Second, we were being asked “what can we do to help?” That answer was simple, and you can do it as well. Visit to take action and sigh up for updates so that you’re in the know, and can spread the word among your friend groups.

Question 1: Why is this even conversation today? explains it best!

Question 2: Why in Bristol Bay? Along with being a watershed plentiful with sockeye salmon, there are also precious metals in the land around Bristol Bay.

Question 3: What is the big deal? If Pebble receives their permit and breaks ground, it would pave the way for many other mines.

Question 4: Would this mine also impact the animals in the area? Yes, Bristol Bay is huge, and is home to numerous birds of prey, brown bears, and other fish. All of which would be impacted greatly by the mine.

Question 5: How can we get more of this delicious salmon that you cooked for us tonight? Visit and have the choice of ordering portions or fillets, delivered directly to your door.

To sum it up, your voice does matter! We were shocked by the engagement and knowledge from our friends about Pebble. Continue to spread the word and help us fight a battle worth fighting.
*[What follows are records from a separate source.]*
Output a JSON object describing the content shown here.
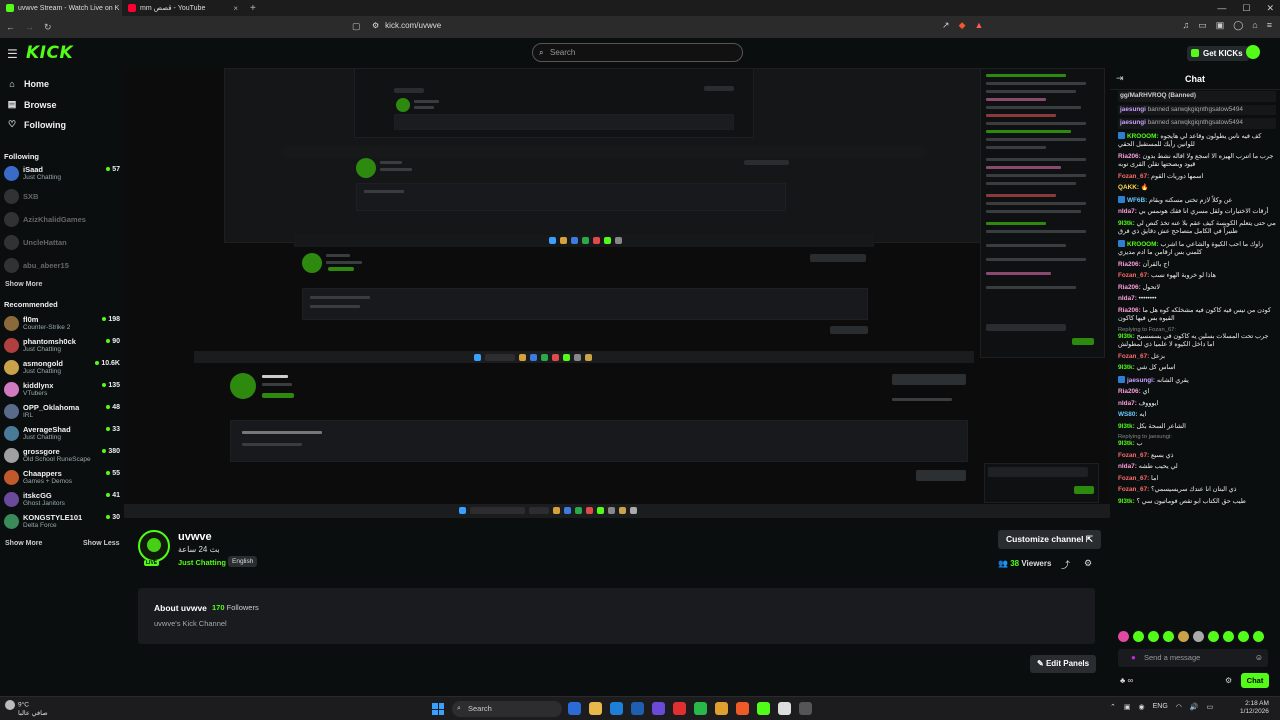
{
  "browser": {
    "tabs": [
      {
        "title": "uvwve Stream - Watch Live on K",
        "color": "#53fc18"
      },
      {
        "title": "mm قصص - YouTube",
        "color": "#ff0033"
      }
    ],
    "url": "kick.com/uvwve"
  },
  "header": {
    "logo": "KICK",
    "search_placeholder": "Search",
    "get_kicks": "Get KICKs"
  },
  "sidebar": {
    "nav": [
      {
        "label": "Home",
        "icon": "home-icon"
      },
      {
        "label": "Browse",
        "icon": "browse-icon"
      },
      {
        "label": "Following",
        "icon": "heart-icon"
      }
    ],
    "following_title": "Following",
    "following": [
      {
        "name": "iSaad",
        "category": "Just Chatting",
        "viewers": "57",
        "live": true,
        "color": "#3a6bc9"
      },
      {
        "name": "SXB",
        "category": "",
        "viewers": "",
        "live": false,
        "color": "#777"
      },
      {
        "name": "AzizKhalidGames",
        "category": "",
        "viewers": "",
        "live": false,
        "color": "#777"
      },
      {
        "name": "UncleHattan",
        "category": "",
        "viewers": "",
        "live": false,
        "color": "#777"
      },
      {
        "name": "abu_abeer15",
        "category": "",
        "viewers": "",
        "live": false,
        "color": "#777"
      }
    ],
    "show_more": "Show More",
    "recommended_title": "Recommended",
    "recommended": [
      {
        "name": "fl0m",
        "category": "Counter-Strike 2",
        "viewers": "198",
        "color": "#8a6a3a"
      },
      {
        "name": "phantomsh0ck",
        "category": "Just Chatting",
        "viewers": "90",
        "color": "#b04040"
      },
      {
        "name": "asmongold",
        "category": "Just Chatting",
        "viewers": "10.6K",
        "color": "#c9a24a"
      },
      {
        "name": "kiddlynx",
        "category": "VTubers",
        "viewers": "135",
        "color": "#d07ac0"
      },
      {
        "name": "OPP_Oklahoma",
        "category": "IRL",
        "viewers": "48",
        "color": "#5a6a8a"
      },
      {
        "name": "AverageShad",
        "category": "Just Chatting",
        "viewers": "33",
        "color": "#4a7a9a"
      },
      {
        "name": "grossgore",
        "category": "Old School RuneScape",
        "viewers": "380",
        "color": "#a0a0a0"
      },
      {
        "name": "Chaappers",
        "category": "Games + Demos",
        "viewers": "55",
        "color": "#c05a2a"
      },
      {
        "name": "itskcGG",
        "category": "Ghost Janitors",
        "viewers": "41",
        "color": "#6a4a9a"
      },
      {
        "name": "KONGSTYLE101",
        "category": "Delta Force",
        "viewers": "30",
        "color": "#3a8a5a"
      }
    ],
    "show_more_2": "Show More",
    "show_less": "Show Less"
  },
  "channel": {
    "name": "uvwve",
    "title": "بث 24 ساعة",
    "category": "Just Chatting",
    "language": "English",
    "live_badge": "LIVE",
    "customize": "Customize channel",
    "viewers_count": "38",
    "viewers_label": "Viewers",
    "about_title": "About uvwve",
    "followers_count": "170",
    "followers_label": "Followers",
    "about_desc": "uvwve's Kick Channel",
    "edit_panels": "Edit Panels"
  },
  "chat": {
    "title": "Chat",
    "messages": [
      {
        "user": "gg/MaRHVROQ (Banned)",
        "text": "",
        "color": "#cfcfcf",
        "system": true
      },
      {
        "user": "jaesungi",
        "text": "banned sarwqkgiqnthgsatow5494",
        "color": "#c9a0ff",
        "system": true
      },
      {
        "user": "jaesungi",
        "text": "banned sarwqkgiqnthgsatow5494",
        "color": "#c9a0ff",
        "system": true
      },
      {
        "user": "KROOOM:",
        "text": "كف فيه ناس يطولون وقاعد لي هايجوه للوانين رأيك للمستقبل الحقي",
        "color": "#53fc18",
        "badge": true
      },
      {
        "user": "Ria206:",
        "text": "جرب ما اتنرب الهيزه الا اسجع ولا اقاله نشط بدون قيود وبصحتها تقلن القرى توبه",
        "color": "#ff9fdc"
      },
      {
        "user": "Fozan_67:",
        "text": "اسمها دوريات القوم",
        "color": "#ff6b6b"
      },
      {
        "user": "QAKK:",
        "text": "🔥",
        "color": "#ffd84a"
      },
      {
        "user": "WF6B:",
        "text": "عن وكلاً لازم تختى مسكنه وبقام",
        "color": "#6ac7ff",
        "badge": true
      },
      {
        "user": "nIda7:",
        "text": "أرقات الاختيارات ولقل مسري انا فقك هونمس بي",
        "color": "#ff9fdc"
      },
      {
        "user": "9l3tk:",
        "text": "مي حتى يتعلم الكويسة كيف عقم بلا عنه تخذ كنص لي ظنيراً في الكامل متصاحج عش دقايق ذي فرق",
        "color": "#53fc18"
      },
      {
        "user": "KROOOM:",
        "text": "زاوك ما احب الكيوة والشاعي ما اشرب كلمني بس ارقامن ما ادم مديزي",
        "color": "#53fc18",
        "badge": true
      },
      {
        "user": "Ria206:",
        "text": "اج بالقرآن",
        "color": "#ff9fdc"
      },
      {
        "user": "Fozan_67:",
        "text": "هاذا لو خروبة الهوء نسب",
        "color": "#ff6b6b"
      },
      {
        "user": "Ria206:",
        "text": "لاتحول",
        "color": "#ff9fdc"
      },
      {
        "user": "nIda7:",
        "text": "••••••••",
        "color": "#ff9fdc"
      },
      {
        "user": "Ria206:",
        "text": "كودن من نيس فيه كاكون فيه مشخلكه كوه هل ما القيوه بس فيها كاكون",
        "color": "#ff9fdc"
      },
      {
        "user": "9l3tk:",
        "text": "جرب تحت المسلات بسلين يه كاكون في يسسسيح اما داخل الكيوه لا علميا ذي لمطولش",
        "color": "#53fc18",
        "reply": "Replying to Fozan_67:"
      },
      {
        "user": "Fozan_67:",
        "text": "بزعل",
        "color": "#ff6b6b"
      },
      {
        "user": "9l3tk:",
        "text": "اساس كل شي",
        "color": "#53fc18"
      },
      {
        "user": "jaesungi:",
        "text": "يقري الشانه",
        "color": "#c9a0ff",
        "badge": true
      },
      {
        "user": "Ria206:",
        "text": "اي",
        "color": "#ff9fdc"
      },
      {
        "user": "nIda7:",
        "text": "ايوووف",
        "color": "#ff9fdc"
      },
      {
        "user": "WS80:",
        "text": "ايه",
        "color": "#6ac7ff"
      },
      {
        "user": "9l3tk:",
        "text": "الشاعر السحة بكل",
        "color": "#53fc18"
      },
      {
        "user": "9l3tk:",
        "text": "ب",
        "color": "#53fc18",
        "reply": "Replying to jaesungi:"
      },
      {
        "user": "Fozan_67:",
        "text": "ذي بسيع",
        "color": "#ff6b6b"
      },
      {
        "user": "nIda7:",
        "text": "لي يحيب طشه",
        "color": "#ff9fdc"
      },
      {
        "user": "Fozan_67:",
        "text": "اما",
        "color": "#ff6b6b"
      },
      {
        "user": "Fozan_67:",
        "text": "ذي البتان انا عندك سريسيسمي؟",
        "color": "#ff6b6b"
      },
      {
        "user": "9l3tk:",
        "text": "طيب حق الكتاب ابو تقص فوماتيون سي ؟",
        "color": "#53fc18"
      }
    ],
    "input_placeholder": "Send a message",
    "send": "Chat",
    "footer": "∞"
  },
  "taskbar": {
    "temp": "9°C",
    "weather": "صافي عالبا",
    "search": "Search",
    "lang": "ENG",
    "time": "2:18 AM",
    "date": "1/12/2026"
  }
}
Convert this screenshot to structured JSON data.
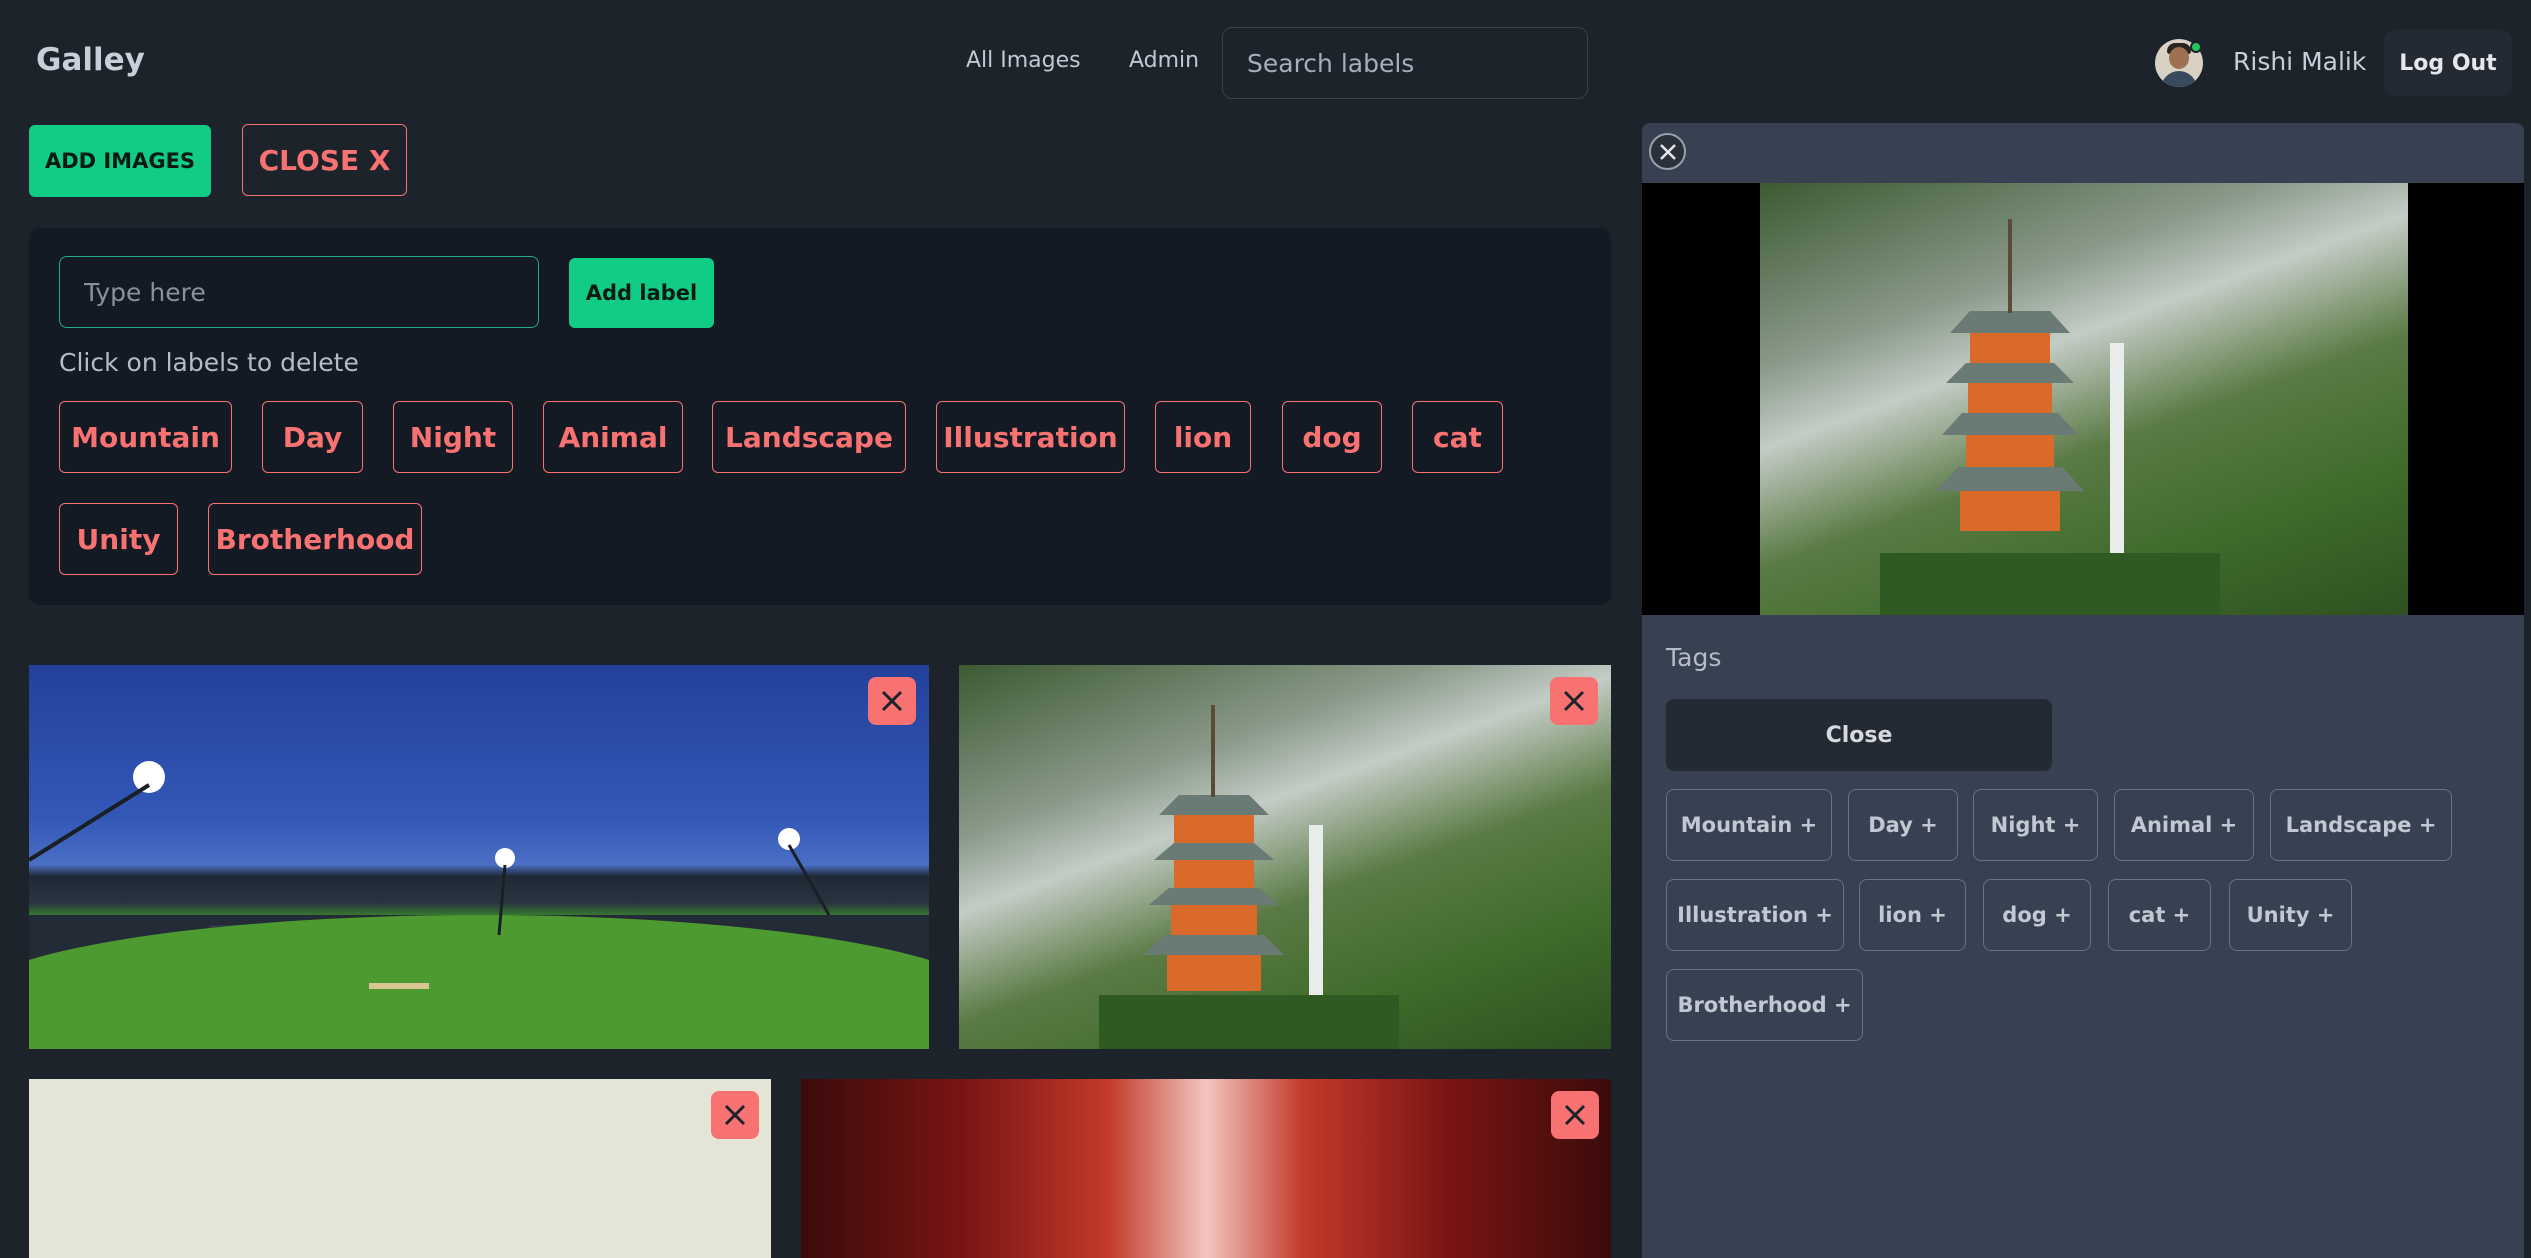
{
  "navbar": {
    "brand": "Galley",
    "links": [
      "All Images",
      "Admin"
    ],
    "search_placeholder": "Search labels",
    "user_name": "Rishi Malik",
    "logout_label": "Log Out"
  },
  "toolbar": {
    "add_images_label": "ADD IMAGES",
    "close_label": "CLOSE X"
  },
  "label_panel": {
    "input_placeholder": "Type here",
    "add_label_button": "Add label",
    "hint": "Click on labels to delete",
    "labels": [
      "Mountain",
      "Day",
      "Night",
      "Animal",
      "Landscape",
      "Illustration",
      "lion",
      "dog",
      "cat",
      "Unity",
      "Brotherhood"
    ]
  },
  "gallery": {
    "images": [
      "cricket-stadium-night",
      "pagoda-waterfall",
      "pale-illustration",
      "red-fire-illustration"
    ]
  },
  "side_panel": {
    "tags_title": "Tags",
    "close_button": "Close",
    "tags": [
      "Mountain +",
      "Day +",
      "Night +",
      "Animal +",
      "Landscape +",
      "Illustration +",
      "lion +",
      "dog +",
      "cat +",
      "Unity +",
      "Brotherhood +"
    ]
  },
  "colors": {
    "accent_green": "#10cc85",
    "danger_red": "#f87272",
    "background": "#1d232a",
    "panel": "#141a24",
    "side_panel": "#374151"
  },
  "icons": [
    "close-icon",
    "avatar",
    "online-status-dot"
  ]
}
Buy your wildly devoted dinner box here.

Wildly Devoted Pride of Bristol Bay

With 2019 underway, Pride of Bristol Bay is celebrating another successful year of business. From the very beginning, we’ve prioritized sustainably fishing for sockeye salmon in beautiful Bristol Bay, AK, along with serving a growing, loyal community. We’ve also maintained the highest standards for selling salmon and other high-quality seafood. It has been an honor and a privilege to share Pride of Bristol Bay with our customers.

Strengthening alongside our business is our devotion to wild salmon and the pristine environment that supports them. From the original trip to Alaska on a whim — to agreeing to captain a boat, to getting a permit, and finally acquiring the F/V Ava Jane – we have always understood that investing in the fishery is equally as important to invest in the environment. But beyond passion, conservation of the environment is also driven by economics. Fishing in Bristol Bay demonstrates the area’s worth, and protecting this sacred space is of utmost importance.


We are grateful for what the salmon and Bristol Bay have given us, and we are Wildly Devoted to this cause.


Through our Wildly Devoted program, Pride of Bristol Bay has been committed in giving back. We will continue to donate 1% of total sales to our friends at Trout Unlimited who are dedicated to preserving the Bay and advocating against projects, like Pebble Mine.

“After years of catching and selling salmon to wonderful customers, I know these people would want nothing more than to play a critical part in protecting the fish that nourish our body and souls. I hope this idea catches on and encourages fishermen, processors, and consumers to take action and donate to the protection of wild salmon habitat.” -Steve Kurian

From all of us at Pride of Bristol Bay, we thank you for your support, and for being Wildly Devoted alongside us.